Segment Open

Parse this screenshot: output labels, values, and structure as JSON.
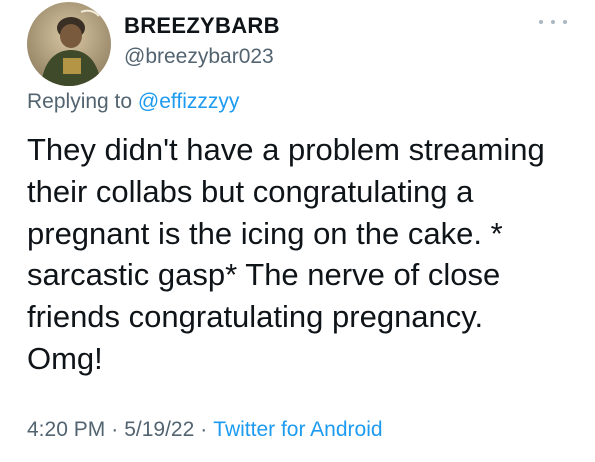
{
  "author": {
    "display_name": "BREEZYBARB",
    "handle": "@breezybar023",
    "avatar_icon": "profile-photo"
  },
  "reply": {
    "prefix": "Replying to",
    "mention": "@effizzzyy"
  },
  "body_lines": [
    "They didn't have a problem streaming",
    "their collabs but congratulating a",
    "pregnant is the icing on the cake. *",
    "sarcastic gasp* The nerve of close",
    "friends congratulating pregnancy.",
    "Omg!"
  ],
  "meta": {
    "time": "4:20 PM",
    "separator": "·",
    "date": "5/19/22",
    "source": "Twitter for Android"
  },
  "colors": {
    "text": "#0f1419",
    "secondary": "#536471",
    "link": "#1d9bf0"
  },
  "more_icon": "more-options-icon"
}
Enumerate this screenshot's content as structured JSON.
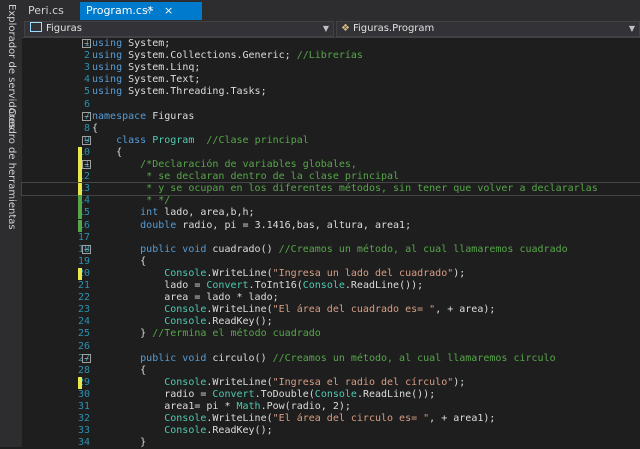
{
  "side_panel": {
    "tabs": [
      "Explorador de servidores",
      "Cuadro de herramientas"
    ]
  },
  "tabs": [
    {
      "label": "Peri.cs"
    },
    {
      "label": "Program.cs*",
      "pin": "⊹",
      "close": "×"
    }
  ],
  "nav": {
    "left": "Figuras",
    "right": "Figuras.Program"
  },
  "colors": {
    "keyword": "#569cd6",
    "type": "#4ec9b0",
    "comment": "#57a64a",
    "string": "#d69d85",
    "linenum": "#2b91af",
    "changed_yellow": "#e8e84a",
    "changed_green": "#57a64a"
  },
  "lines": [
    {
      "n": "1",
      "fold": "−",
      "mark": "",
      "segs": [
        [
          "kw",
          "using"
        ],
        [
          "",
          "System;"
        ]
      ]
    },
    {
      "n": "2",
      "fold": "",
      "mark": "",
      "segs": [
        [
          "kw",
          "using"
        ],
        [
          "",
          "System.Collections.Generic; "
        ],
        [
          "cm",
          "//Librerías"
        ]
      ]
    },
    {
      "n": "3",
      "fold": "",
      "mark": "",
      "segs": [
        [
          "kw",
          "using"
        ],
        [
          "",
          "System.Linq;"
        ]
      ]
    },
    {
      "n": "4",
      "fold": "",
      "mark": "",
      "segs": [
        [
          "kw",
          "using"
        ],
        [
          "",
          "System.Text;"
        ]
      ]
    },
    {
      "n": "5",
      "fold": "",
      "mark": "",
      "segs": [
        [
          "kw",
          "using"
        ],
        [
          "",
          "System.Threading.Tasks;"
        ]
      ]
    },
    {
      "n": "6",
      "fold": "",
      "mark": "",
      "segs": []
    },
    {
      "n": "7",
      "fold": "−",
      "mark": "",
      "segs": [
        [
          "kw",
          "namespace"
        ],
        [
          "",
          "Figuras"
        ]
      ]
    },
    {
      "n": "8",
      "fold": "",
      "mark": "",
      "segs": [
        [
          "",
          "{"
        ]
      ]
    },
    {
      "n": "9",
      "fold": "−",
      "mark": "",
      "segs": [
        [
          "kw",
          "    class"
        ],
        [
          "ty",
          "Program"
        ],
        [
          "cm",
          "  //Clase principal"
        ]
      ]
    },
    {
      "n": "10",
      "fold": "",
      "mark": "yellow",
      "segs": [
        [
          "",
          "    {"
        ]
      ]
    },
    {
      "n": "11",
      "fold": "−",
      "mark": "yellow",
      "segs": [
        [
          "cm",
          "        /*Declaración de variables globales,"
        ]
      ]
    },
    {
      "n": "12",
      "fold": "",
      "mark": "yellow",
      "segs": [
        [
          "cm",
          "         * se declaran dentro de la clase principal"
        ]
      ]
    },
    {
      "n": "13",
      "fold": "",
      "mark": "yellow",
      "segs": [
        [
          "cm",
          "         * y se ocupan en los diferentes métodos, sin tener que volver a declararlas"
        ]
      ]
    },
    {
      "n": "14",
      "fold": "",
      "mark": "green",
      "segs": [
        [
          "cm",
          "         * */"
        ]
      ]
    },
    {
      "n": "15",
      "fold": "",
      "mark": "green",
      "segs": [
        [
          "kw",
          "        int"
        ],
        [
          "",
          "lado, area,b,h;"
        ]
      ]
    },
    {
      "n": "16",
      "fold": "",
      "mark": "green",
      "segs": [
        [
          "kw",
          "        double"
        ],
        [
          "",
          "radio, pi = 3.1416,bas, altura, area1;"
        ]
      ]
    },
    {
      "n": "17",
      "fold": "",
      "mark": "",
      "segs": []
    },
    {
      "n": "18",
      "fold": "−",
      "mark": "",
      "segs": [
        [
          "kw",
          "        public void"
        ],
        [
          "",
          "cuadrado() "
        ],
        [
          "cm",
          "//Creamos un método, al cual llamaremos cuadrado"
        ]
      ]
    },
    {
      "n": "19",
      "fold": "",
      "mark": "",
      "segs": [
        [
          "",
          "        {"
        ]
      ]
    },
    {
      "n": "20",
      "fold": "",
      "mark": "yellow",
      "segs": [
        [
          "ty",
          "            Console"
        ],
        [
          "",
          ".WriteLine("
        ],
        [
          "st",
          "\"Ingresa un lado del cuadrado\""
        ],
        [
          "",
          ");"
        ]
      ]
    },
    {
      "n": "21",
      "fold": "",
      "mark": "",
      "segs": [
        [
          "",
          "            lado = "
        ],
        [
          "ty",
          "Convert"
        ],
        [
          "",
          ".ToInt16("
        ],
        [
          "ty",
          "Console"
        ],
        [
          "",
          ".ReadLine());"
        ]
      ]
    },
    {
      "n": "22",
      "fold": "",
      "mark": "",
      "segs": [
        [
          "",
          "            area = lado * lado;"
        ]
      ]
    },
    {
      "n": "23",
      "fold": "",
      "mark": "",
      "segs": [
        [
          "ty",
          "            Console"
        ],
        [
          "",
          ".WriteLine("
        ],
        [
          "st",
          "\"El área del cuadrado es= \""
        ],
        [
          "",
          ", + area);"
        ]
      ]
    },
    {
      "n": "24",
      "fold": "",
      "mark": "",
      "segs": [
        [
          "ty",
          "            Console"
        ],
        [
          "",
          ".ReadKey();"
        ]
      ]
    },
    {
      "n": "25",
      "fold": "",
      "mark": "",
      "segs": [
        [
          "",
          "        } "
        ],
        [
          "cm",
          "//Termina el método cuadrado"
        ]
      ]
    },
    {
      "n": "26",
      "fold": "",
      "mark": "",
      "segs": []
    },
    {
      "n": "27",
      "fold": "−",
      "mark": "",
      "segs": [
        [
          "kw",
          "        public void"
        ],
        [
          "",
          "circulo() "
        ],
        [
          "cm",
          "//Creamos un método, al cual llamaremos circulo"
        ]
      ]
    },
    {
      "n": "28",
      "fold": "",
      "mark": "",
      "segs": [
        [
          "",
          "        {"
        ]
      ]
    },
    {
      "n": "29",
      "fold": "",
      "mark": "yellow",
      "segs": [
        [
          "ty",
          "            Console"
        ],
        [
          "",
          ".WriteLine("
        ],
        [
          "st",
          "\"Ingresa el radio del círculo\""
        ],
        [
          "",
          ");"
        ]
      ]
    },
    {
      "n": "30",
      "fold": "",
      "mark": "",
      "segs": [
        [
          "",
          "            radio = "
        ],
        [
          "ty",
          "Convert"
        ],
        [
          "",
          ".ToDouble("
        ],
        [
          "ty",
          "Console"
        ],
        [
          "",
          ".ReadLine());"
        ]
      ]
    },
    {
      "n": "31",
      "fold": "",
      "mark": "",
      "segs": [
        [
          "",
          "            area1= pi * "
        ],
        [
          "ty",
          "Math"
        ],
        [
          "",
          ".Pow(radio, 2);"
        ]
      ]
    },
    {
      "n": "32",
      "fold": "",
      "mark": "",
      "segs": [
        [
          "ty",
          "            Console"
        ],
        [
          "",
          ".WriteLine("
        ],
        [
          "st",
          "\"El área del circulo es= \""
        ],
        [
          "",
          ", + area1);"
        ]
      ]
    },
    {
      "n": "33",
      "fold": "",
      "mark": "",
      "segs": [
        [
          "ty",
          "            Console"
        ],
        [
          "",
          ".ReadKey();"
        ]
      ]
    },
    {
      "n": "34",
      "fold": "",
      "mark": "",
      "segs": [
        [
          "",
          "        }"
        ]
      ]
    }
  ]
}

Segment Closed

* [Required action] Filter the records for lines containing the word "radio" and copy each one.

* [Written response]
          "radio, pi = 3.1416,bas, altura, area1;"
          "\"Ingresa el radio del círculo\""
          "            radio = "
          ".Pow(radio, 2);"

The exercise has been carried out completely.